When approached by DW, some visitors didn’t even understand what was meant. “It’s all about the tennis,” was a common refrain, echoing the comments of Boris Becker, the Head of Men’s Tennis at the German Tennis Federation (DTB), who has spoken out against renaming the Margaret Court Arena.
“She became famous as a tennis player and won 24 slams,” said the legendary German player who also works as a pundit for broadcaster Eurosport. “What happens off the court shouldn’t play a role here. She should be celebrated and honored.”
Navratilova and McEnroe speak out
The question of whether the stadium should be renamed or not divides opinion in tennis, although it must be said that those who have spoken out on the topic in the past overwhelmingly do not share Court’s opinions.
The most prominent critic of Court and advocate of renaming the arena is 18-time Grand Slam champion Martina Navratilova, who herself came out as homosexual after becoming an American citizen in 1981. The Czech-born legend has in the past called for the court to be renamed after Evonne Goolagong, the four-time Australian Open singles champion of aboriginal descent.
“What Margaret doesn’t realize is that she is hurting people,” Navratilova said of Court. “She can believe what she wants but it’s not acceptable to harm others.”
John McEnroe, in typical fashion, has gone even further. The New Yorker, who won 77 singles and 78 doubles titles in an illustrious career, criticized Court in 2017 for “taking tennis back to the dark ages” and has once again made his feelings clear in a video blog.

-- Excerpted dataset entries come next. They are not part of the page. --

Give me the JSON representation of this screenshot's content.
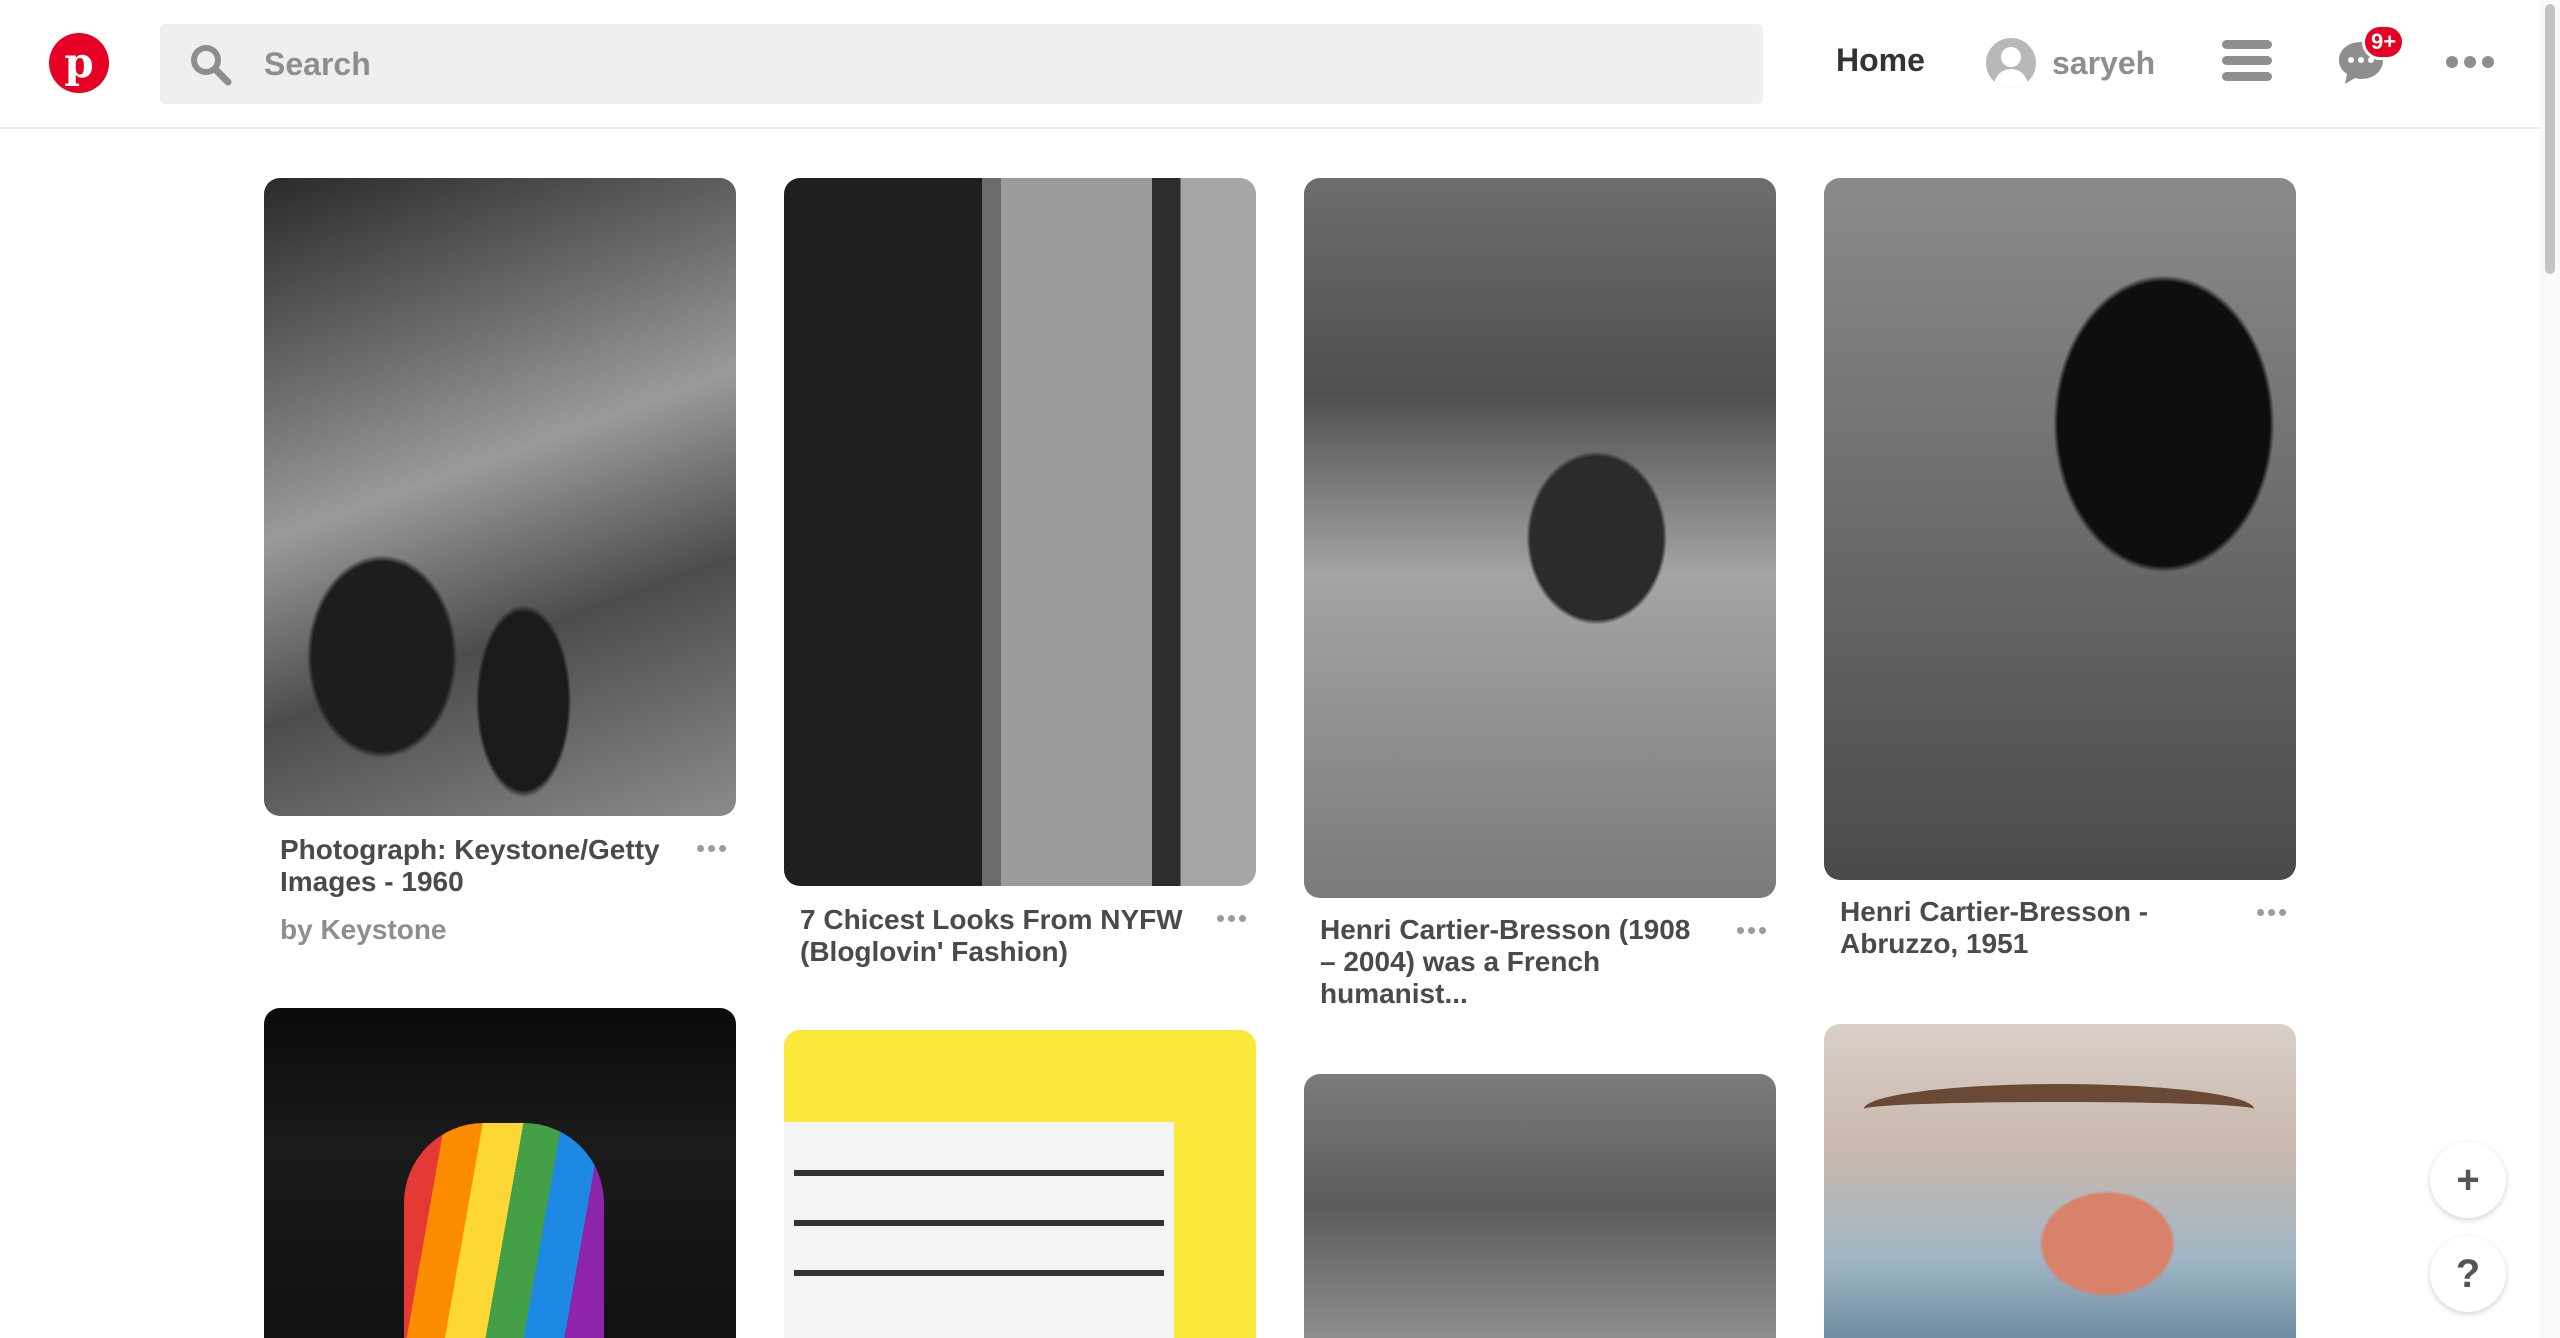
{
  "header": {
    "search_placeholder": "Search",
    "home_label": "Home",
    "username": "saryeh",
    "notification_badge": "9+"
  },
  "pins": [
    {
      "title": "Photograph: Keystone/Getty Images - 1960",
      "by": "by Keystone"
    },
    {
      "title": "7 Chicest Looks From NYFW (Bloglovin' Fashion)"
    },
    {
      "title": "Henri Cartier-Bresson (1908 – 2004) was a French humanist..."
    },
    {
      "title": "Henri Cartier-Bresson - Abruzzo, 1951"
    }
  ],
  "fab": {
    "add_glyph": "+",
    "help_glyph": "?"
  },
  "colors": {
    "brand": "#e60023",
    "text": "#4a4a4a",
    "muted": "#8e8e8e"
  }
}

As the self-appointed “Commissioner of Tennis,” McEnroe slammed Court as the “crazy old aunt” of tennis and begged Serena Williams, who currently has 23 grand slam single titles, to “get two more grand slams this year and get to 25, so we can leave Margaret Court and her offensive views in the past, where they both belong.”
McEnroe, who was as renowned for his unsporting and foul-mouthed outbursts on the tennis court as he was for his serve-and-volley, also praised Tennis Australia for organizing the so-called “Glam Slam”, an LGBTIQ tennis tournament which is now in its third year, adding that “Margaret would probably call it hell on earth.”
On Monday, McEnroe and Navratilova paraded a banner which the latter had painted in aboriginal style in her hotel room and which read: “Evonne Goolagong Arena.” In an interview with the BBC, Navratilova said she acted because she “felt the conversation had just stopped.”
Current players, such as Germany’s Angelige Kerber, have generally kept quiet on the issue
Business as usual
Current players have been far less forthcoming, focusing instead on their sport and dodging awkward questioning.
“It’s not a topic in the dressing room at all,” said German number one Angelique Kerber after her second-round victory over Australian qualifier Priscilla Horn. Judging by her look and tone of voice, she didn’t want to answer any further questions on the matter.
Meanwhile, not far from Craig Tiley’s office, hundreds of accredited journalists beaver away on the fourth floor of the federation’s headquarters. In the daily media briefings since the start of the tournament, the topic has not been mentioned once. For the reporters, it’s a side show.
“Big day for big Maggie,” said one Australian journalist to his colleagues on the afternoon of the ceremony. They seemed unsure of how to respond. “Are you writing about it?”
“No, it’s not a tennis topic.”